Students, working in teams, developed information on the state and national races, as well as the initiatives and referendum facing voters. Guided by the state and county Voter’s Pamphlet, the students probe the Internet as they attempt to build factual presentations or represent both sides of an issue.

Topics covered included a look at a candidate’s life on the campaign trail; super PACs and PACs; both of the major political parties, as well as third parties; and the individual races and issues on the ballot. There was a mock election the night of the event, with audience participation.

Metropolitan King County Councilmember Larry Phillips and candidates Gael Tarleton, for 36th District representative, James Watkins, for state auditor, and Ron Bemis, for U.S. Congress, attended.


Learning curves

Students said they enjoyed learning how to do PowerPoint presentations and conquering many aspects of that technology. Many liked learning how to the search for information on their topics, but some found it difficult to judge the quality of the data found on the Web. 

All learned more about politics and our system of government, such as the team developing a presentation on third parties. One fifth-grader said, “I never thought we’d find so many.”

Many of the teams worked the computers and software like seasoned professionals. One team that was more familiar with computers than politics popped screens and graphics in and out of the presentation as they prepared their report on the state auditor’s race. They said they had done PowerPoint presentations on their own but never with a cohesive theme. 

Others, less experienced, found the learning curve a bit more difficult but seemed excited to rise to the challenge. 

The presentations are filled with information, great images, fun facts and occasionally an editorial comment.

Hubbard said the project connects the students to the world outside of the classroom, a goal he believes is important in the education process. 

He also explains to his students that the exercise teaches them to tackle a project with specific requirements and finish it on a deadline, just like they will do when finished with school and on a job.

Hubbard monitored the computer lab as the students worked, reviewing the presentations and offering suggestions when needed. Some of the teams struggled over the fine points of the wording or the technology, while others finished and began rehearsing presentations for the evening’s event. 

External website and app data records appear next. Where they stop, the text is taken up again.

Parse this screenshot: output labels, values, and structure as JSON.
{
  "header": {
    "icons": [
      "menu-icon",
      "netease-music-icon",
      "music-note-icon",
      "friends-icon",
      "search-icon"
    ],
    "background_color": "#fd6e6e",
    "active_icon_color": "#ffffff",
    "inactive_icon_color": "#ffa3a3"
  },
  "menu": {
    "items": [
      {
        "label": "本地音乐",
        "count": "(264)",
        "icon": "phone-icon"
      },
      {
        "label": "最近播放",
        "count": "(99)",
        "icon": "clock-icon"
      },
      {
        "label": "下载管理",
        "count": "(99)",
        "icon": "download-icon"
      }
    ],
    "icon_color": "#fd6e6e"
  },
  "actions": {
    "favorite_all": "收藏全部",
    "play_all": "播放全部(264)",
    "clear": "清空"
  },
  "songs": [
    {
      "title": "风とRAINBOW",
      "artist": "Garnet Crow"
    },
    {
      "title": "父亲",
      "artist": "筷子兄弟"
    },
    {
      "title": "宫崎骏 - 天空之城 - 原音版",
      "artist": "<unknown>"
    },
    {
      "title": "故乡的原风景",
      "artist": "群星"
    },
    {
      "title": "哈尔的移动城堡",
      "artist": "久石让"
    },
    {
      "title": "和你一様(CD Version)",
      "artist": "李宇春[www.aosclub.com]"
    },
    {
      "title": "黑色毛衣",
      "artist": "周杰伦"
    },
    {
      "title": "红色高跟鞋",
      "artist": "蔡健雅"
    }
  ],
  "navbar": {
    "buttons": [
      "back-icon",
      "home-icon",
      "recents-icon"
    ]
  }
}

When asked what was most difficult about the project, one student said, “Stage fright.”

GLENN AVERY is a Magnolia/Queen Anne District Council member. To comment on this story, write to QAMagNews@nwlink.com.